I recently returned from a trip in wonderful Istanbul, I spent three days there. It was my first time in the city that used to be called ‘the City’ before NYC existed and my second time in Turkey, so I’d like to put here some rough thoughts of mine, next to some amateurish photos.

First, some context. I’m Greek, thus I’m not supposed to have Turkey in my list of places to be. I don’t know much about modern Turkey, either; the country always was a big grey area in all the maps I got to study during my school years.

That said, I experienced a weird affinity during my stay in Istanbul. If you skipped the language part, everything looked and felt like being in Athens. Actually, also many words were pretty similar, I saw numerous ones I used to consider Greek with Latin spelling, and vice versa. Well, I’m probably overstating things a little bit, however I cannot help but share that I felt like brothers and sisters with many Turks I got to meet with and we had far more to share, compared to, say, Brits or Germans that we Greeks tend to relate with.

There is a great wall somewhere from north to south, across the Aegean; let me call it the “Aegean Wall”. Due to it, we weren’t capable of looking at each other. I believe that, if we get close enough, we may end up looking at the mirror instead, no matter the time lag.

To give a telling example, there are two different stories on the origin of baklava, and maybe there will always be. But, to be honest, I don’t care that much about the origin part, DNA probably got mixed enough throughout the centuries. What I do care about, though, is the very fact of, say, baklava as a delicious proof of our similar cultural identities and recent historic trajectories, and this is something I’d love to further explore and exploit.

Our grandparents were fighting each other. There are open wounds, still. For example, we both still waste a year of our hopefully productive life in the army, and we pay a significant part of our GDP in building virtual weaponry. I, for one, hope that this won’t be the case for our grandchildren as well, and I’d like to work towards that, sooner rather than later.

  • Ozge Akdoganbulut

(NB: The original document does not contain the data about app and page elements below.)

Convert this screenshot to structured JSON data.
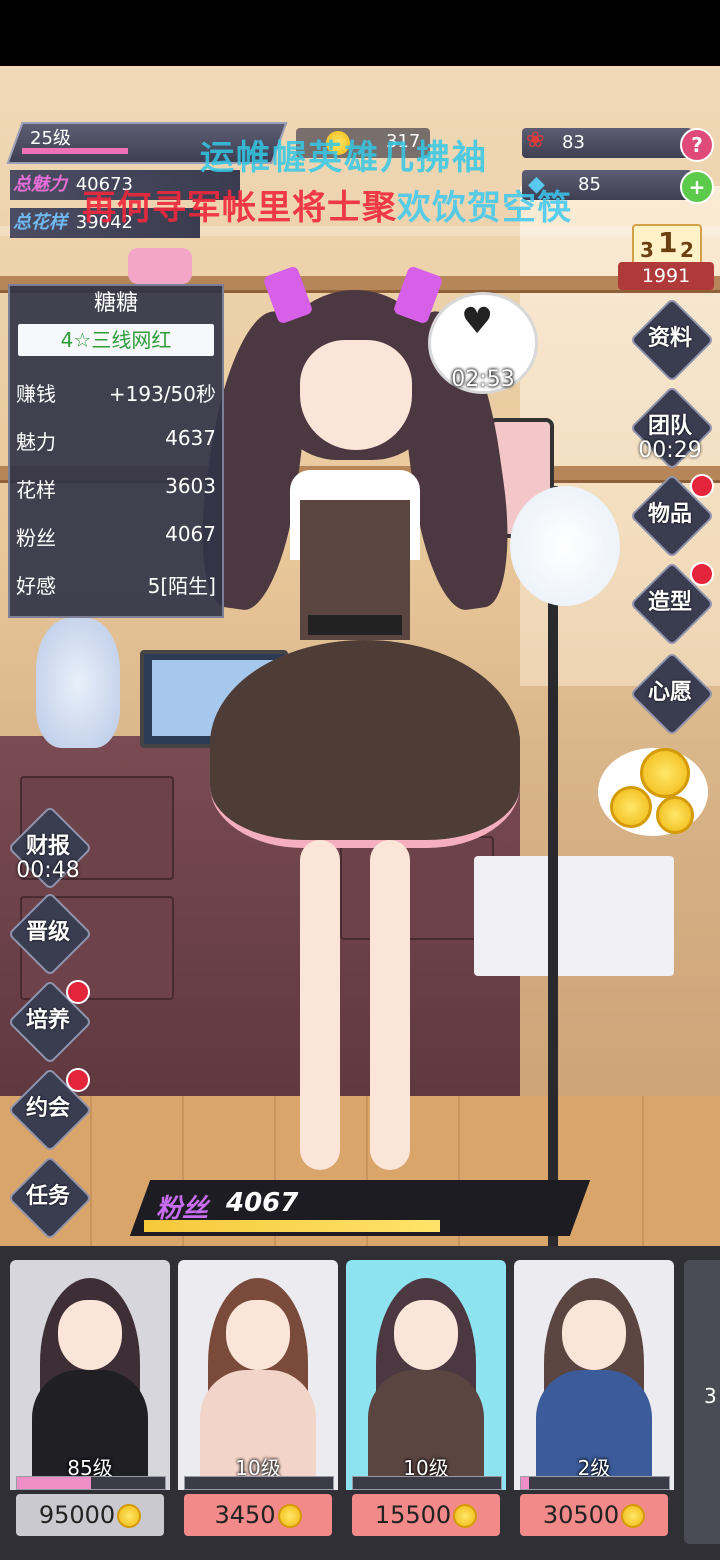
{
  "top": {
    "level": "25级",
    "level_progress": 0.4,
    "total_charm_label": "总魅力",
    "total_charm_value": "40673",
    "total_style_label": "总花样",
    "total_style_value": "39042",
    "mid_value_1": "317",
    "roses": "83",
    "diamonds": "85",
    "help": "?",
    "add": "+"
  },
  "overlay_text": {
    "line1": "运帷幄英雄几拂袖",
    "line2_red": "再何寻军帐里将士聚",
    "line2_cyan": "欢饮贺空筷"
  },
  "rank": {
    "value": "1991",
    "podium": [
      "3",
      "1",
      "2"
    ]
  },
  "card": {
    "name": "糖糖",
    "rank_title": "4☆三线网红",
    "rows": [
      {
        "k": "赚钱",
        "v": "+193/50秒"
      },
      {
        "k": "魅力",
        "v": "4637"
      },
      {
        "k": "花样",
        "v": "3603"
      },
      {
        "k": "粉丝",
        "v": "4067"
      },
      {
        "k": "好感",
        "v": "5[陌生]"
      }
    ]
  },
  "bubble_timer": "02:53",
  "right_buttons": [
    {
      "label": "资料"
    },
    {
      "label": "团队",
      "timer": "00:29"
    },
    {
      "label": "物品"
    },
    {
      "label": "造型"
    },
    {
      "label": "心愿"
    }
  ],
  "left_buttons": [
    {
      "label": "财报",
      "timer": "00:48"
    },
    {
      "label": "晋级"
    },
    {
      "label": "培养"
    },
    {
      "label": "约会"
    },
    {
      "label": "任务"
    }
  ],
  "fans": {
    "label": "粉丝",
    "value": "4067",
    "progress": 0.7
  },
  "slots": [
    {
      "level": "85级",
      "price": "95000",
      "progress": 0.5,
      "price_bg": "#c9c9cf",
      "bg": "#d6d6dc",
      "hair": "#3e2f36",
      "body": "#1f1f24"
    },
    {
      "level": "10级",
      "price": "3450",
      "progress": 0.0,
      "price_bg": "#f38a8a",
      "bg": "#ececf0",
      "hair": "#7a4a3a",
      "body": "#f2d4c8"
    },
    {
      "level": "10级",
      "price": "15500",
      "progress": 0.0,
      "price_bg": "#f38a8a",
      "bg": "#8ee3f0",
      "hair": "#4c3840",
      "body": "#5a4540"
    },
    {
      "level": "2级",
      "price": "30500",
      "progress": 0.05,
      "price_bg": "#f38a8a",
      "bg": "#ececf0",
      "hair": "#5a4540",
      "body": "#3b5b9a"
    }
  ],
  "partial_slot_text": "3"
}
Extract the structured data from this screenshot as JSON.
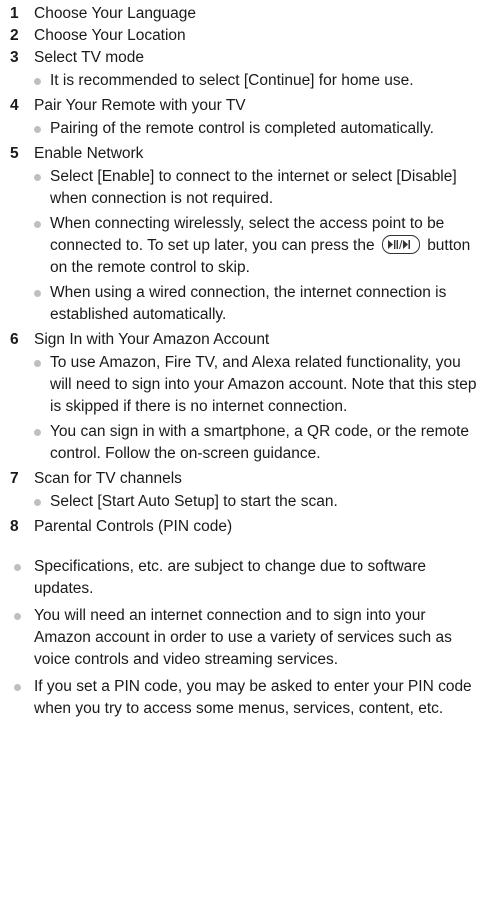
{
  "steps": [
    {
      "num": "1",
      "title": "Choose Your Language",
      "bullets": []
    },
    {
      "num": "2",
      "title": "Choose Your Location",
      "bullets": []
    },
    {
      "num": "3",
      "title": "Select TV mode",
      "bullets": [
        "It is recommended to select [Continue] for home use."
      ]
    },
    {
      "num": "4",
      "title": "Pair Your Remote with your TV",
      "bullets": [
        "Pairing of the remote control is completed automatically."
      ]
    },
    {
      "num": "5",
      "title": "Enable Network",
      "bullets": [
        "Select [Enable] to connect to the internet or select [Disable] when connection is not required.",
        "When using a wired connection, the internet connection is established automatically."
      ],
      "remote_bullet": {
        "before": "When connecting wirelessly, select the access point to be connected to. To set up later, you can press the",
        "after": "button on the remote control to skip.",
        "icon": "play-pause-skip-icon"
      }
    },
    {
      "num": "6",
      "title": "Sign In with Your Amazon Account",
      "bullets": [
        "To use Amazon, Fire TV, and Alexa related functionality, you will need to sign into your Amazon account. Note that this step is skipped if there is no internet connection.",
        "You can sign in with a smartphone, a QR code, or the remote control. Follow the on-screen guidance."
      ]
    },
    {
      "num": "7",
      "title": "Scan for TV channels",
      "bullets": [
        "Select [Start Auto Setup] to start the scan."
      ]
    },
    {
      "num": "8",
      "title": "Parental Controls (PIN code)",
      "bullets": []
    }
  ],
  "notes": [
    "Specifications, etc. are subject to change due to software updates.",
    "You will need an internet connection and to sign into your Amazon account in order to use a variety of services such as voice controls and video streaming services.",
    "If you set a PIN code, you may be asked to enter your PIN code when you try to access some menus, services, content, etc."
  ],
  "colors": {
    "text": "#1a1a1a",
    "bullet_dot": "#bfbfbf"
  }
}
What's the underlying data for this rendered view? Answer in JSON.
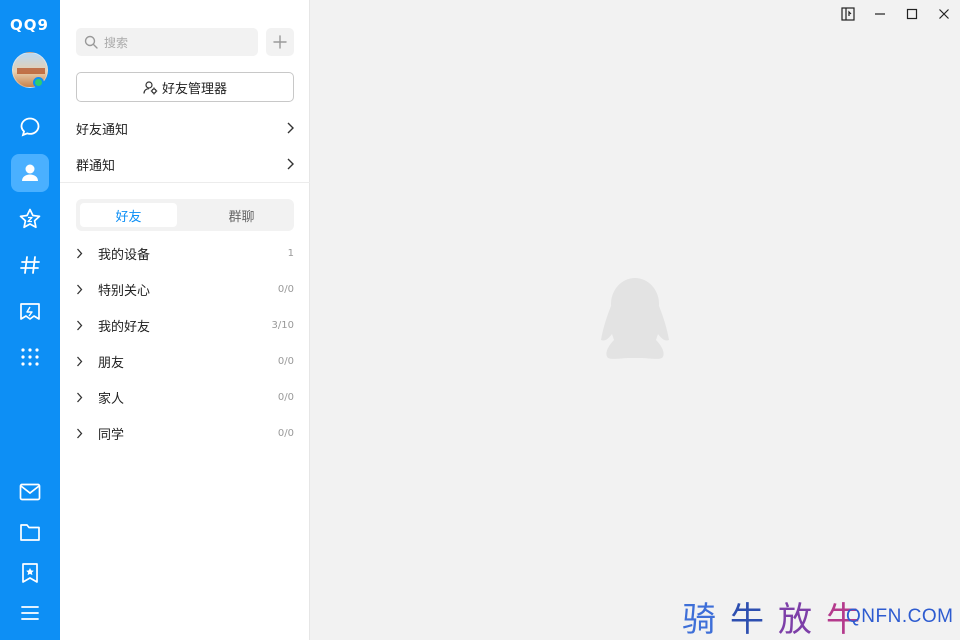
{
  "app": {
    "logo_text": "QQ9"
  },
  "rail": {
    "top_icons": [
      "chat-bubble-icon",
      "contacts-icon",
      "star-icon",
      "hashtag-icon",
      "game-icon",
      "apps-grid-icon"
    ],
    "bottom_icons": [
      "mail-icon",
      "folder-icon",
      "bookmark-icon",
      "menu-icon"
    ],
    "active": "contacts-icon"
  },
  "search": {
    "placeholder": "搜索"
  },
  "friend_manager": {
    "label": "好友管理器"
  },
  "notices": [
    {
      "label": "好友通知"
    },
    {
      "label": "群通知"
    }
  ],
  "tabs": [
    {
      "label": "好友",
      "active": true
    },
    {
      "label": "群聊",
      "active": false
    }
  ],
  "groups": [
    {
      "name": "我的设备",
      "count": "1"
    },
    {
      "name": "特别关心",
      "count": "0/0"
    },
    {
      "name": "我的好友",
      "count": "3/10"
    },
    {
      "name": "朋友",
      "count": "0/0"
    },
    {
      "name": "家人",
      "count": "0/0"
    },
    {
      "name": "同学",
      "count": "0/0"
    }
  ],
  "watermark": {
    "chars": [
      "骑",
      "牛",
      "放",
      "牛"
    ],
    "domain": "QNFN.COM"
  },
  "colors": {
    "accent": "#0d8ff5",
    "active_tab": "#0d8ff5",
    "background": "#f2f2f2"
  }
}
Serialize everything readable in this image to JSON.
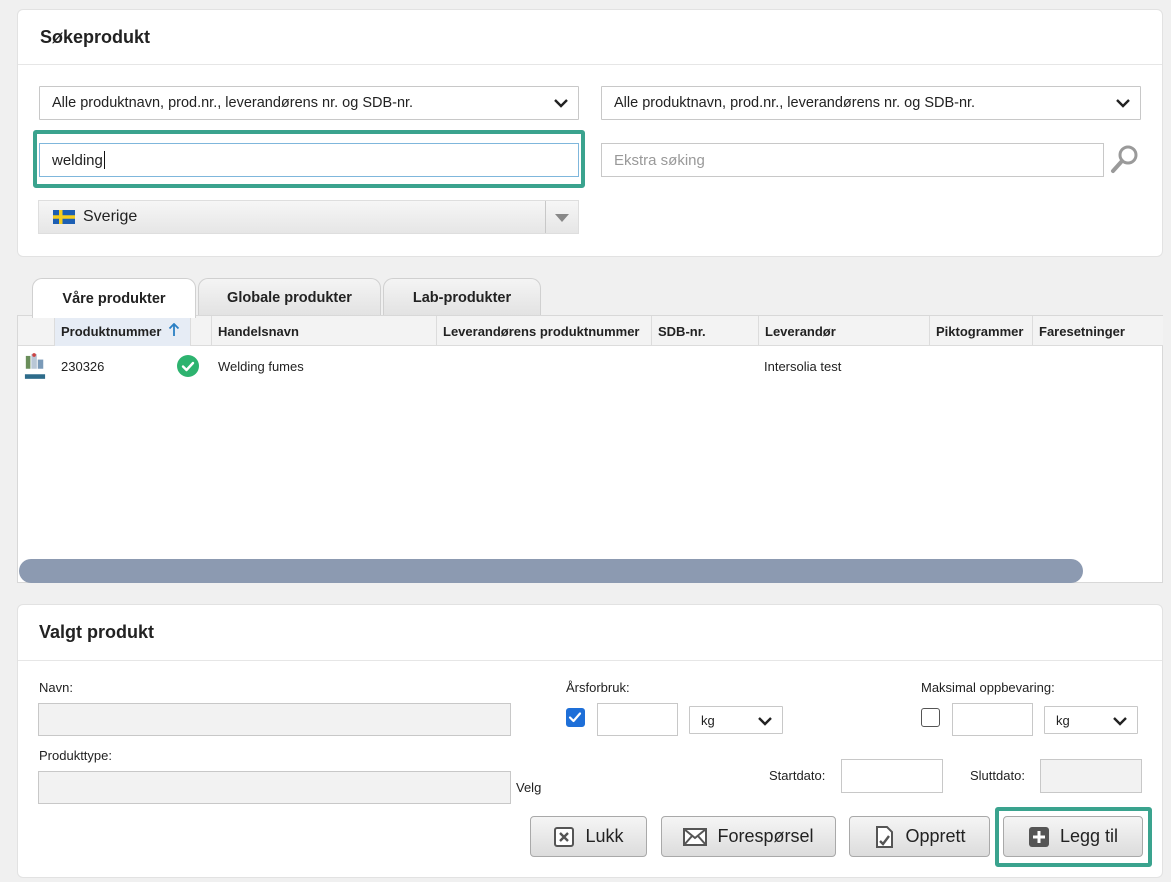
{
  "search_panel": {
    "title": "Søkeprodukt",
    "select_left": "Alle produktnavn, prod.nr., leverandørens nr. og SDB-nr.",
    "select_right": "Alle produktnavn, prod.nr., leverandørens nr. og SDB-nr.",
    "search_value": "welding",
    "extra_placeholder": "Ekstra søking",
    "country": "Sverige"
  },
  "tabs": [
    {
      "label": "Våre produkter"
    },
    {
      "label": "Globale produkter"
    },
    {
      "label": "Lab-produkter"
    }
  ],
  "grid": {
    "columns": [
      "Produktnummer",
      "Handelsnavn",
      "Leverandørens produktnummer",
      "SDB-nr.",
      "Leverandør",
      "Piktogrammer",
      "Faresetninger"
    ],
    "rows": [
      {
        "produktnummer": "230326",
        "handelsnavn": "Welding fumes",
        "leverandor_nr": "",
        "sdb": "",
        "leverandor": "Intersolia test"
      }
    ]
  },
  "selected_panel": {
    "title": "Valgt produkt",
    "navn_label": "Navn:",
    "produkttype_label": "Produkttype:",
    "velg": "Velg",
    "arsforbruk_label": "Årsforbruk:",
    "arsforbruk_unit": "kg",
    "maks_label": "Maksimal oppbevaring:",
    "maks_unit": "kg",
    "startdato_label": "Startdato:",
    "sluttdato_label": "Sluttdato:"
  },
  "buttons": {
    "lukk": "Lukk",
    "foresporsel": "Forespørsel",
    "opprett": "Opprett",
    "legg_til": "Legg til"
  },
  "colors": {
    "highlight": "#3aa38e",
    "checkbox_on": "#1e6fd8",
    "status_ok": "#2db36f",
    "scrollbar": "#8c9ab1"
  }
}
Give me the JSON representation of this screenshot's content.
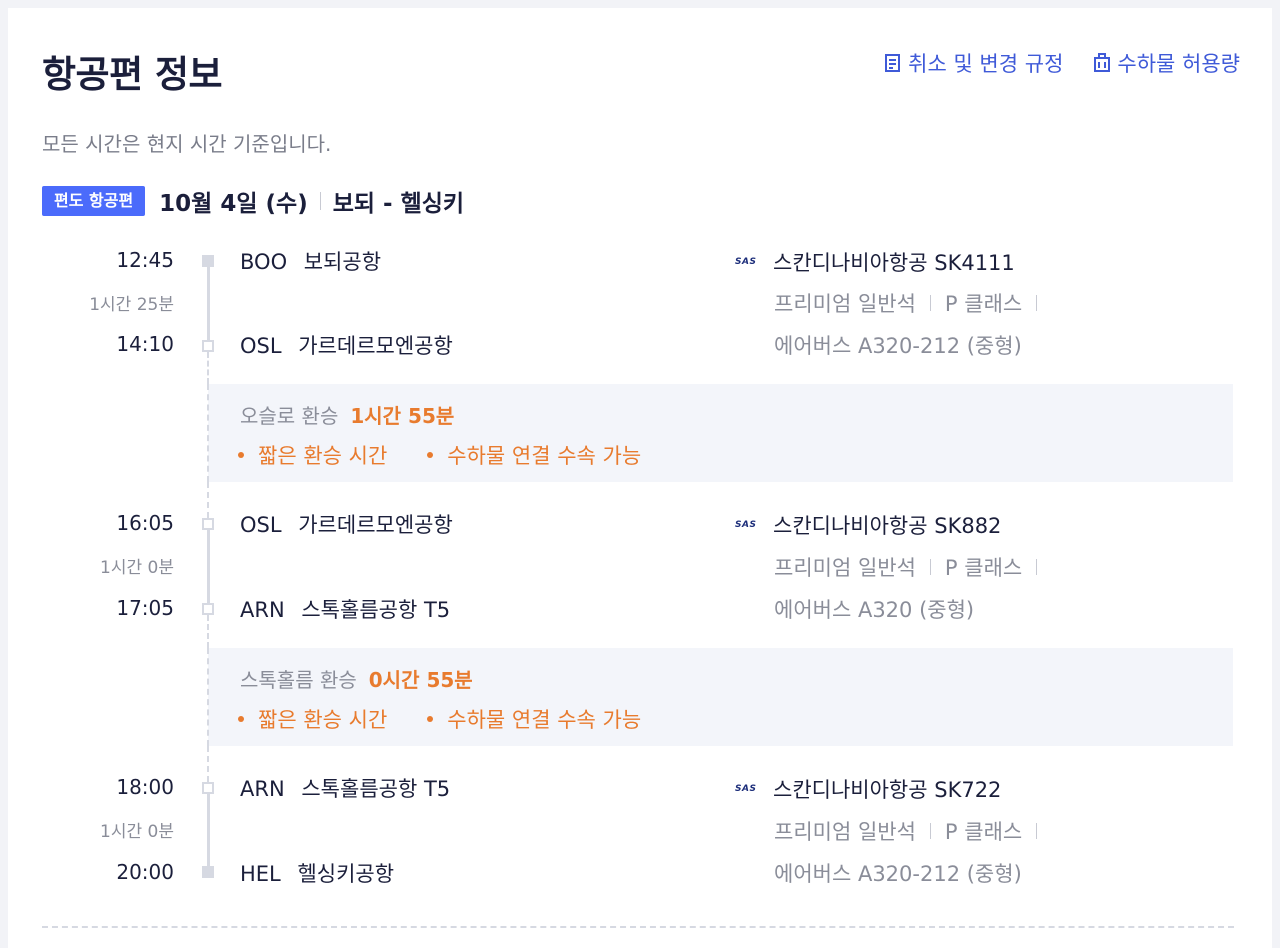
{
  "title": "항공편 정보",
  "links": {
    "cancel_policy": "취소 및 변경 규정",
    "baggage": "수하물 허용량"
  },
  "subtitle": "모든 시간은 현지 시간 기준입니다.",
  "header": {
    "badge": "편도 항공편",
    "date": "10월 4일 (수)",
    "route": "보되 - 헬싱키"
  },
  "segments": [
    {
      "dep_time": "12:45",
      "duration": "1시간 25분",
      "arr_time": "14:10",
      "dep_code": "BOO",
      "dep_name": "보되공항",
      "arr_code": "OSL",
      "arr_name": "가르데르모엔공항",
      "logo": "SAS",
      "airline": "스칸디나비아항공 SK4111",
      "cabin": "프리미엄 일반석",
      "class": "P 클래스",
      "aircraft": "에어버스 A320-212 (중형)"
    },
    {
      "dep_time": "16:05",
      "duration": "1시간 0분",
      "arr_time": "17:05",
      "dep_code": "OSL",
      "dep_name": "가르데르모엔공항",
      "arr_code": "ARN",
      "arr_name": "스톡홀름공항 T5",
      "logo": "SAS",
      "airline": "스칸디나비아항공 SK882",
      "cabin": "프리미엄 일반석",
      "class": "P 클래스",
      "aircraft": "에어버스 A320 (중형)"
    },
    {
      "dep_time": "18:00",
      "duration": "1시간 0분",
      "arr_time": "20:00",
      "dep_code": "ARN",
      "dep_name": "스톡홀름공항 T5",
      "arr_code": "HEL",
      "arr_name": "헬싱키공항",
      "logo": "SAS",
      "airline": "스칸디나비아항공 SK722",
      "cabin": "프리미엄 일반석",
      "class": "P 클래스",
      "aircraft": "에어버스 A320-212 (중형)"
    }
  ],
  "layovers": [
    {
      "label": "오슬로 환승",
      "duration": "1시간 55분",
      "note1": "짧은 환승 시간",
      "note2": "수하물 연결 수속 가능"
    },
    {
      "label": "스톡홀름 환승",
      "duration": "0시간 55분",
      "note1": "짧은 환승 시간",
      "note2": "수하물 연결 수속 가능"
    }
  ],
  "colors": {
    "accent": "#3f5ad8",
    "badge": "#4b6bfb",
    "warning": "#e87b2e"
  }
}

    This is a very good article. Although we have been raised as enemies at school i had no prejudices against Greeks. After having my Greek friends they are no different than  brothers & sisters to me, I know they have felt the same way. Being good friends is the best cure for the open wounds of both Turks and Greeks. Hope to see you in Istanbul again.